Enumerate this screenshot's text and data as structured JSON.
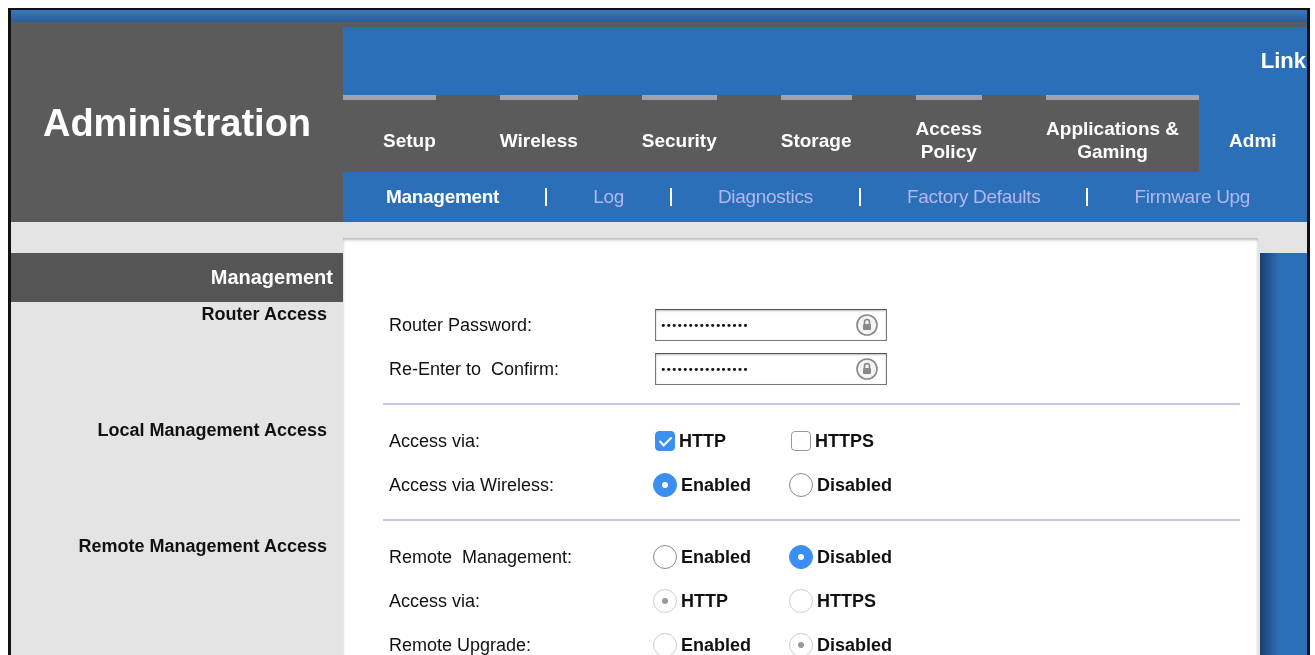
{
  "header": {
    "title": "Administration",
    "brand": "Link"
  },
  "tabs": [
    {
      "label": "Setup",
      "selected": false
    },
    {
      "label": "Wireless",
      "selected": false
    },
    {
      "label": "Security",
      "selected": false
    },
    {
      "label": "Storage",
      "selected": false
    },
    {
      "label": "Access\nPolicy",
      "selected": false
    },
    {
      "label": "Applications &\nGaming",
      "selected": false
    },
    {
      "label": "Admi",
      "selected": true
    }
  ],
  "subtabs": [
    {
      "label": "Management",
      "selected": true
    },
    {
      "label": "Log",
      "selected": false
    },
    {
      "label": "Diagnostics",
      "selected": false
    },
    {
      "label": "Factory Defaults",
      "selected": false
    },
    {
      "label": "Firmware Upg",
      "selected": false
    }
  ],
  "sidebar": {
    "title": "Management"
  },
  "sections": [
    {
      "heading": "Router Access",
      "rows": [
        {
          "kind": "password",
          "label": "Router Password:",
          "value": "••••••••••••••••"
        },
        {
          "kind": "password",
          "label": "Re-Enter to  Confirm:",
          "value": "••••••••••••••••"
        }
      ]
    },
    {
      "heading": "Local Management Access",
      "rows": [
        {
          "kind": "checkbox",
          "label": "Access via:",
          "options": [
            {
              "label": "HTTP",
              "checked": true
            },
            {
              "label": "HTTPS",
              "checked": false
            }
          ]
        },
        {
          "kind": "radio",
          "label": "Access via Wireless:",
          "options": [
            {
              "label": "Enabled",
              "selected": true,
              "disabled": false
            },
            {
              "label": "Disabled",
              "selected": false,
              "disabled": false
            }
          ]
        }
      ]
    },
    {
      "heading": "Remote Management Access",
      "rows": [
        {
          "kind": "radio",
          "label": "Remote  Management:",
          "options": [
            {
              "label": "Enabled",
              "selected": false,
              "disabled": false
            },
            {
              "label": "Disabled",
              "selected": true,
              "disabled": false
            }
          ]
        },
        {
          "kind": "radio",
          "label": "Access via:",
          "options": [
            {
              "label": "HTTP",
              "selected": true,
              "disabled": true
            },
            {
              "label": "HTTPS",
              "selected": false,
              "disabled": true
            }
          ]
        },
        {
          "kind": "radio",
          "label": "Remote Upgrade:",
          "options": [
            {
              "label": "Enabled",
              "selected": false,
              "disabled": true
            },
            {
              "label": "Disabled",
              "selected": true,
              "disabled": true
            }
          ]
        }
      ]
    }
  ]
}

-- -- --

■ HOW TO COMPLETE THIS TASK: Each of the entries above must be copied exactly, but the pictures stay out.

■ FINISHED EXERCISE:
Enumerate this screenshot's text and data as structured JSON.
{
  "header": {
    "title": "Administration",
    "brand": "Link"
  },
  "tabs": [
    {
      "label": "Setup",
      "selected": false
    },
    {
      "label": "Wireless",
      "selected": false
    },
    {
      "label": "Security",
      "selected": false
    },
    {
      "label": "Storage",
      "selected": false
    },
    {
      "label": "Access\nPolicy",
      "selected": false
    },
    {
      "label": "Applications &\nGaming",
      "selected": false
    },
    {
      "label": "Admi",
      "selected": true
    }
  ],
  "subtabs": [
    {
      "label": "Management",
      "selected": true
    },
    {
      "label": "Log",
      "selected": false
    },
    {
      "label": "Diagnostics",
      "selected": false
    },
    {
      "label": "Factory Defaults",
      "selected": false
    },
    {
      "label": "Firmware Upg",
      "selected": false
    }
  ],
  "sidebar": {
    "title": "Management"
  },
  "sections": [
    {
      "heading": "Router Access",
      "rows": [
        {
          "kind": "password",
          "label": "Router Password:",
          "value": "••••••••••••••••"
        },
        {
          "kind": "password",
          "label": "Re-Enter to  Confirm:",
          "value": "••••••••••••••••"
        }
      ]
    },
    {
      "heading": "Local Management Access",
      "rows": [
        {
          "kind": "checkbox",
          "label": "Access via:",
          "options": [
            {
              "label": "HTTP",
              "checked": true
            },
            {
              "label": "HTTPS",
              "checked": false
            }
          ]
        },
        {
          "kind": "radio",
          "label": "Access via Wireless:",
          "options": [
            {
              "label": "Enabled",
              "selected": true,
              "disabled": false
            },
            {
              "label": "Disabled",
              "selected": false,
              "disabled": false
            }
          ]
        }
      ]
    },
    {
      "heading": "Remote Management Access",
      "rows": [
        {
          "kind": "radio",
          "label": "Remote  Management:",
          "options": [
            {
              "label": "Enabled",
              "selected": false,
              "disabled": false
            },
            {
              "label": "Disabled",
              "selected": true,
              "disabled": false
            }
          ]
        },
        {
          "kind": "radio",
          "label": "Access via:",
          "options": [
            {
              "label": "HTTP",
              "selected": true,
              "disabled": true
            },
            {
              "label": "HTTPS",
              "selected": false,
              "disabled": true
            }
          ]
        },
        {
          "kind": "radio",
          "label": "Remote Upgrade:",
          "options": [
            {
              "label": "Enabled",
              "selected": false,
              "disabled": true
            },
            {
              "label": "Disabled",
              "selected": true,
              "disabled": true
            }
          ]
        }
      ]
    }
  ]
}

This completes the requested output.